(Working data begins)
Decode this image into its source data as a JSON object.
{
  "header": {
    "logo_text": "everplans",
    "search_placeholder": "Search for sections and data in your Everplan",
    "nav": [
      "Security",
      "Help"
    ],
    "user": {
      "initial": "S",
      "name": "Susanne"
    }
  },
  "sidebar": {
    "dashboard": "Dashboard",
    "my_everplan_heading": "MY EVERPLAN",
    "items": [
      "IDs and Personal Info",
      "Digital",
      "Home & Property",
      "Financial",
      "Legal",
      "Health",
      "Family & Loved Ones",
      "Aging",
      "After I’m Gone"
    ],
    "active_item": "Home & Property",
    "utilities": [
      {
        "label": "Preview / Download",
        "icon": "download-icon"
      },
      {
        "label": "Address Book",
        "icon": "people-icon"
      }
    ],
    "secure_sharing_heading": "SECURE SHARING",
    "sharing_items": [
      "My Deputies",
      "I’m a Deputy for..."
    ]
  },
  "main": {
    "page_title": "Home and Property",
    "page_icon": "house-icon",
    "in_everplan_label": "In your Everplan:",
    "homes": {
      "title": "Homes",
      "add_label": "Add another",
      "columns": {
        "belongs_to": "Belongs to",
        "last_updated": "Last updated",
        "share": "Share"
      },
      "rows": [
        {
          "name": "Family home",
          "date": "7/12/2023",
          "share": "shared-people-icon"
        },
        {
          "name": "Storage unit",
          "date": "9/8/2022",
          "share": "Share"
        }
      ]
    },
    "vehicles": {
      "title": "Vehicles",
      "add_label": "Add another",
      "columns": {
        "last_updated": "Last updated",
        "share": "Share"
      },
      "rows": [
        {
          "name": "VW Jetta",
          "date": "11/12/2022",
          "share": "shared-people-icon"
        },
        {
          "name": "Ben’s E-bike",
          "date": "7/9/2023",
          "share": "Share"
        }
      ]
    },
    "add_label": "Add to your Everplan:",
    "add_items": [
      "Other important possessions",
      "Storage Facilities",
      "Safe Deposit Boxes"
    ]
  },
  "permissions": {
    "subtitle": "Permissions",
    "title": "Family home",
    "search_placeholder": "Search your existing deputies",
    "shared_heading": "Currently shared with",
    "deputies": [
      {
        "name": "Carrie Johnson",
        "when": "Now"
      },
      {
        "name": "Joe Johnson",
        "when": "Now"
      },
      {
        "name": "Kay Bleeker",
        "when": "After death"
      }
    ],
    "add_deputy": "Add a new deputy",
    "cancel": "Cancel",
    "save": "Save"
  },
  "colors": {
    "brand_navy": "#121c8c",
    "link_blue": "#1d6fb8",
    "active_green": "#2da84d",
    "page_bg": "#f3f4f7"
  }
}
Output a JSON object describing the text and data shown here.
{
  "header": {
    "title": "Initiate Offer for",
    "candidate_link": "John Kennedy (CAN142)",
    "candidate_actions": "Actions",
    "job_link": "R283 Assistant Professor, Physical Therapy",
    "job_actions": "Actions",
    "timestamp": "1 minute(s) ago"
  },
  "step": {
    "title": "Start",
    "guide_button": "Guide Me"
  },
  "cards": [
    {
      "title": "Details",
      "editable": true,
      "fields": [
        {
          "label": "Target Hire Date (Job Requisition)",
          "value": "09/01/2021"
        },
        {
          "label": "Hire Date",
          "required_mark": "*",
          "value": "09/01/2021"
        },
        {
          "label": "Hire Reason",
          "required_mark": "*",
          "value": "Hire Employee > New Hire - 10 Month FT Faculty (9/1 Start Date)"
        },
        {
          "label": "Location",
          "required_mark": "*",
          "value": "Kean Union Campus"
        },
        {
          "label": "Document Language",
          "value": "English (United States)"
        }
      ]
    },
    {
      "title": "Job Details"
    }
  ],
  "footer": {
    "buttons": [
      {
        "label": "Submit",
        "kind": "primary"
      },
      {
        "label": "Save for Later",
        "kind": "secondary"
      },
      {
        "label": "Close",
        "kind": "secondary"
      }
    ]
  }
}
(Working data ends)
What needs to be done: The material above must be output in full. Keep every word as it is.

Output for this task:
Decode this image into its source data as a JSON object.
{
  "header": {
    "logo_text": "everplans",
    "search_placeholder": "Search for sections and data in your Everplan",
    "nav": [
      "Security",
      "Help"
    ],
    "user": {
      "initial": "S",
      "name": "Susanne"
    }
  },
  "sidebar": {
    "dashboard": "Dashboard",
    "my_everplan_heading": "MY EVERPLAN",
    "items": [
      "IDs and Personal Info",
      "Digital",
      "Home & Property",
      "Financial",
      "Legal",
      "Health",
      "Family & Loved Ones",
      "Aging",
      "After I’m Gone"
    ],
    "active_item": "Home & Property",
    "utilities": [
      {
        "label": "Preview / Download",
        "icon": "download-icon"
      },
      {
        "label": "Address Book",
        "icon": "people-icon"
      }
    ],
    "secure_sharing_heading": "SECURE SHARING",
    "sharing_items": [
      "My Deputies",
      "I’m a Deputy for..."
    ]
  },
  "main": {
    "page_title": "Home and Property",
    "page_icon": "house-icon",
    "in_everplan_label": "In your Everplan:",
    "homes": {
      "title": "Homes",
      "add_label": "Add another",
      "columns": {
        "belongs_to": "Belongs to",
        "last_updated": "Last updated",
        "share": "Share"
      },
      "rows": [
        {
          "name": "Family home",
          "date": "7/12/2023",
          "share": "shared-people-icon"
        },
        {
          "name": "Storage unit",
          "date": "9/8/2022",
          "share": "Share"
        }
      ]
    },
    "vehicles": {
      "title": "Vehicles",
      "add_label": "Add another",
      "columns": {
        "last_updated": "Last updated",
        "share": "Share"
      },
      "rows": [
        {
          "name": "VW Jetta",
          "date": "11/12/2022",
          "share": "shared-people-icon"
        },
        {
          "name": "Ben’s E-bike",
          "date": "7/9/2023",
          "share": "Share"
        }
      ]
    },
    "add_label": "Add to your Everplan:",
    "add_items": [
      "Other important possessions",
      "Storage Facilities",
      "Safe Deposit Boxes"
    ]
  },
  "permissions": {
    "subtitle": "Permissions",
    "title": "Family home",
    "search_placeholder": "Search your existing deputies",
    "shared_heading": "Currently shared with",
    "deputies": [
      {
        "name": "Carrie Johnson",
        "when": "Now"
      },
      {
        "name": "Joe Johnson",
        "when": "Now"
      },
      {
        "name": "Kay Bleeker",
        "when": "After death"
      }
    ],
    "add_deputy": "Add a new deputy",
    "cancel": "Cancel",
    "save": "Save"
  },
  "colors": {
    "brand_navy": "#121c8c",
    "link_blue": "#1d6fb8",
    "active_green": "#2da84d",
    "page_bg": "#f3f4f7"
  }
}
Output a JSON object describing the text and data shown here.
{
  "header": {
    "title": "Initiate Offer for",
    "candidate_link": "John Kennedy (CAN142)",
    "candidate_actions": "Actions",
    "job_link": "R283 Assistant Professor, Physical Therapy",
    "job_actions": "Actions",
    "timestamp": "1 minute(s) ago"
  },
  "step": {
    "title": "Start",
    "guide_button": "Guide Me"
  },
  "cards": [
    {
      "title": "Details",
      "editable": true,
      "fields": [
        {
          "label": "Target Hire Date (Job Requisition)",
          "value": "09/01/2021"
        },
        {
          "label": "Hire Date",
          "required_mark": "*",
          "value": "09/01/2021"
        },
        {
          "label": "Hire Reason",
          "required_mark": "*",
          "value": "Hire Employee > New Hire - 10 Month FT Faculty (9/1 Start Date)"
        },
        {
          "label": "Location",
          "required_mark": "*",
          "value": "Kean Union Campus"
        },
        {
          "label": "Document Language",
          "value": "English (United States)"
        }
      ]
    },
    {
      "title": "Job Details"
    }
  ],
  "footer": {
    "buttons": [
      {
        "label": "Submit",
        "kind": "primary"
      },
      {
        "label": "Save for Later",
        "kind": "secondary"
      },
      {
        "label": "Close",
        "kind": "secondary"
      }
    ]
  }
}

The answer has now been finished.